  • HTC drags on the patent war, files yet another complaint against Apple

    by 
    Terrence O'Brien
    Terrence O'Brien
    08.16.2011

    Sweet jumping jehosaphat, the patent suit madness just won't end. Only a month after the ITC sided with Apple and HTC offered a standard-issue plea for cooperation, the Taiwanese company has filed its own infringement complaint against the Cupertino crew. This isn't the first suit brought by HTC against Apple, and we're sure it won't be the last. In fact, the two have a long history of engaging in the most common form of competition for smartphone makers. (Why let your products do the talking when you have high-priced lawyers on retainer?) The three patents at the heart of the complaint cover not just the iPhone and iPad, but also the company's computer line -- in particular WiFi networking features and the combination of PDA and cellphone functionality. You can check out the patents in question at the more coverage links and you'll find PR right after the break.

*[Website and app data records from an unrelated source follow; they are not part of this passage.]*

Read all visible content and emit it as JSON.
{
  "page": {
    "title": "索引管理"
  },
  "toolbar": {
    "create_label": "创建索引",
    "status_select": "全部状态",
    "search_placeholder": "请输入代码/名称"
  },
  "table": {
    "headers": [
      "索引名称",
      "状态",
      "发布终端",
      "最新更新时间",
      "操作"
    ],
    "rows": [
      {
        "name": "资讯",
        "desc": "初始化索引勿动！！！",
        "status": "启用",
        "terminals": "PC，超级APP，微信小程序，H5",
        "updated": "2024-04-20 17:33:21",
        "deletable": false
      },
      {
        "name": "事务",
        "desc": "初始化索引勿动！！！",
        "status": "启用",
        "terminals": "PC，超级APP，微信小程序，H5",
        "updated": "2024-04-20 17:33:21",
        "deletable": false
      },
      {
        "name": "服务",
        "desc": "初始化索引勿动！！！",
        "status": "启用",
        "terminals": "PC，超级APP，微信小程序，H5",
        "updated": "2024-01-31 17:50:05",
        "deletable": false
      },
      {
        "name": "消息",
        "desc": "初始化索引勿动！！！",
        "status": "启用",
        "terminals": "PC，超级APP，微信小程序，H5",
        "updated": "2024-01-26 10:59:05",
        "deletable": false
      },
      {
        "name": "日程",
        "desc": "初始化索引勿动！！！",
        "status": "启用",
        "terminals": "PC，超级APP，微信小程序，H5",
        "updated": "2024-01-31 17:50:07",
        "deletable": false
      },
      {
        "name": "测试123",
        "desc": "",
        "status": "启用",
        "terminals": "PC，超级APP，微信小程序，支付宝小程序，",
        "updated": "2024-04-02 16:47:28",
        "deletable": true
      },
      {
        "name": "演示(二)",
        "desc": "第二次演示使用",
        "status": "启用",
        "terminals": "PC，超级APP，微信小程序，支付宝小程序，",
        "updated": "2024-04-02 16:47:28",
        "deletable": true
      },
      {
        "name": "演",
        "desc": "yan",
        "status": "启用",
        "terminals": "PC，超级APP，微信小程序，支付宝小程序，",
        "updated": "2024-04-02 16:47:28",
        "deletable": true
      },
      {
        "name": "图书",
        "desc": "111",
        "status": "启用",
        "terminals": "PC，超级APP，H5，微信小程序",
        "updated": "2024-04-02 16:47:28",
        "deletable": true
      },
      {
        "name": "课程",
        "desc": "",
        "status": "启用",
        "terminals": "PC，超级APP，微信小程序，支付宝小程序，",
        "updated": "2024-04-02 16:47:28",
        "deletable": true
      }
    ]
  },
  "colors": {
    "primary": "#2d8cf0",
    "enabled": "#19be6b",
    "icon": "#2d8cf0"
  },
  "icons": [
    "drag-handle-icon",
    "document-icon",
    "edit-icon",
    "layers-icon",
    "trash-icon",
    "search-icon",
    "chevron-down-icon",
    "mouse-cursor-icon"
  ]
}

  • ITC judge presiding over Kodak-Apple patent case retires

    by 
    Kelly Hodgkins
    Kelly Hodgkins
    08.04.2011

    ITC Chief Administrative Law Judge Paul Luckern has stepped down from his position after 27 years of service. This departure is notable as Luckern presided over the patent complaint filed by Kodak against Apple. In January, Luckern issued an initial ruling that Apple did not infringe on Kodak's patent for image preview. This early win for Apple was surprising as Kodak had collected over US$900 million from LG and Samsung in licensing fees for this same image preview patent. The final decision on this complaint has been delayed twice and is now scheduled for the end of August. With the departure of the presiding judge, the outcome of this case is uncertain and could swing in favor of Kodak. Such a reversal would be a huge win for the imaging company as licensing fees from this complaint could climb as high as $1 billion.